Task item:
Set down all of the entries precisely as they were written.

Records provided:
╔══

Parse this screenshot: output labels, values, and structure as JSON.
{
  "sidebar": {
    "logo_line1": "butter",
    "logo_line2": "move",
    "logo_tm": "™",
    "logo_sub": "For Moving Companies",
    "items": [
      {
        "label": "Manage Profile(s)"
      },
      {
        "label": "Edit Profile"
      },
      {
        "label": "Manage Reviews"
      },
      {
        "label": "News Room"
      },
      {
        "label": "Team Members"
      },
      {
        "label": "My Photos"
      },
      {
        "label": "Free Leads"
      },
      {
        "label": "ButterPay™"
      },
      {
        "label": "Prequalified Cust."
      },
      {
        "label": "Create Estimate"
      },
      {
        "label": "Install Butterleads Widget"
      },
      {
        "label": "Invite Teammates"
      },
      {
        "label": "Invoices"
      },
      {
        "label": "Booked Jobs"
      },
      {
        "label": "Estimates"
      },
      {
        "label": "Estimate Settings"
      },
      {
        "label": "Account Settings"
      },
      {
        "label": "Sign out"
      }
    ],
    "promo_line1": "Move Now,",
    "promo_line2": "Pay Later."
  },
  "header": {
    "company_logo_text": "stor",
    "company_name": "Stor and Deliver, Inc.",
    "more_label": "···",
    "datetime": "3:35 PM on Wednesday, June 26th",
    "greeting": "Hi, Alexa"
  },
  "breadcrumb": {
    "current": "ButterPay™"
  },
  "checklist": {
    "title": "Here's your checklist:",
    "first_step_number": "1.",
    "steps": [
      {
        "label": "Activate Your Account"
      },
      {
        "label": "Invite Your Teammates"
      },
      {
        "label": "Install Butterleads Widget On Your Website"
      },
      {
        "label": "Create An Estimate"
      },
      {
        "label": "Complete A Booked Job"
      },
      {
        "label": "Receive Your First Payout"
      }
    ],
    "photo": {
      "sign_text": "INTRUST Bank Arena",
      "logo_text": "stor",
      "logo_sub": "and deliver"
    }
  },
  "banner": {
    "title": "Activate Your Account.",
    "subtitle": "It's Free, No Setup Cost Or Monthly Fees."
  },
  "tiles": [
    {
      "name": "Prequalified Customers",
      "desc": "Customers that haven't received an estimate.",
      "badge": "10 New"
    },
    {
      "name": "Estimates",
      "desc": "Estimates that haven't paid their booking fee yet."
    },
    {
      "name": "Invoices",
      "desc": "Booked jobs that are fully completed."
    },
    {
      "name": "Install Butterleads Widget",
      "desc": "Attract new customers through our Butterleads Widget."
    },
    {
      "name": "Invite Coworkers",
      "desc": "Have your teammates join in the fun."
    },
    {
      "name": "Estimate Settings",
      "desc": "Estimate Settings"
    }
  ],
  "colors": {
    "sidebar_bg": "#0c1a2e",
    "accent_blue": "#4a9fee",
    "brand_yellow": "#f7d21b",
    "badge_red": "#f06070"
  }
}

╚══

Result below:
Parse this screenshot: output labels, values, and structure as JSON.
{
  "sidebar": {
    "logo_line1": "butter",
    "logo_line2": "move",
    "logo_tm": "™",
    "logo_sub": "For Moving Companies",
    "items": [
      {
        "label": "Manage Profile(s)"
      },
      {
        "label": "Edit Profile"
      },
      {
        "label": "Manage Reviews"
      },
      {
        "label": "News Room"
      },
      {
        "label": "Team Members"
      },
      {
        "label": "My Photos"
      },
      {
        "label": "Free Leads"
      },
      {
        "label": "ButterPay™"
      },
      {
        "label": "Prequalified Cust."
      },
      {
        "label": "Create Estimate"
      },
      {
        "label": "Install Butterleads Widget"
      },
      {
        "label": "Invite Teammates"
      },
      {
        "label": "Invoices"
      },
      {
        "label": "Booked Jobs"
      },
      {
        "label": "Estimates"
      },
      {
        "label": "Estimate Settings"
      },
      {
        "label": "Account Settings"
      },
      {
        "label": "Sign out"
      }
    ],
    "promo_line1": "Move Now,",
    "promo_line2": "Pay Later."
  },
  "header": {
    "company_logo_text": "stor",
    "company_name": "Stor and Deliver, Inc.",
    "more_label": "···",
    "datetime": "3:35 PM on Wednesday, June 26th",
    "greeting": "Hi, Alexa"
  },
  "breadcrumb": {
    "current": "ButterPay™"
  },
  "checklist": {
    "title": "Here's your checklist:",
    "first_step_number": "1.",
    "steps": [
      {
        "label": "Activate Your Account"
      },
      {
        "label": "Invite Your Teammates"
      },
      {
        "label": "Install Butterleads Widget On Your Website"
      },
      {
        "label": "Create An Estimate"
      },
      {
        "label": "Complete A Booked Job"
      },
      {
        "label": "Receive Your First Payout"
      }
    ],
    "photo": {
      "sign_text": "INTRUST Bank Arena",
      "logo_text": "stor",
      "logo_sub": "and deliver"
    }
  },
  "banner": {
    "title": "Activate Your Account.",
    "subtitle": "It's Free, No Setup Cost Or Monthly Fees."
  },
  "tiles": [
    {
      "name": "Prequalified Customers",
      "desc": "Customers that haven't received an estimate.",
      "badge": "10 New"
    },
    {
      "name": "Estimates",
      "desc": "Estimates that haven't paid their booking fee yet."
    },
    {
      "name": "Invoices",
      "desc": "Booked jobs that are fully completed."
    },
    {
      "name": "Install Butterleads Widget",
      "desc": "Attract new customers through our Butterleads Widget."
    },
    {
      "name": "Invite Coworkers",
      "desc": "Have your teammates join in the fun."
    },
    {
      "name": "Estimate Settings",
      "desc": "Estimate Settings"
    }
  ],
  "colors": {
    "sidebar_bg": "#0c1a2e",
    "accent_blue": "#4a9fee",
    "brand_yellow": "#f7d21b",
    "badge_red": "#f06070"
  }
}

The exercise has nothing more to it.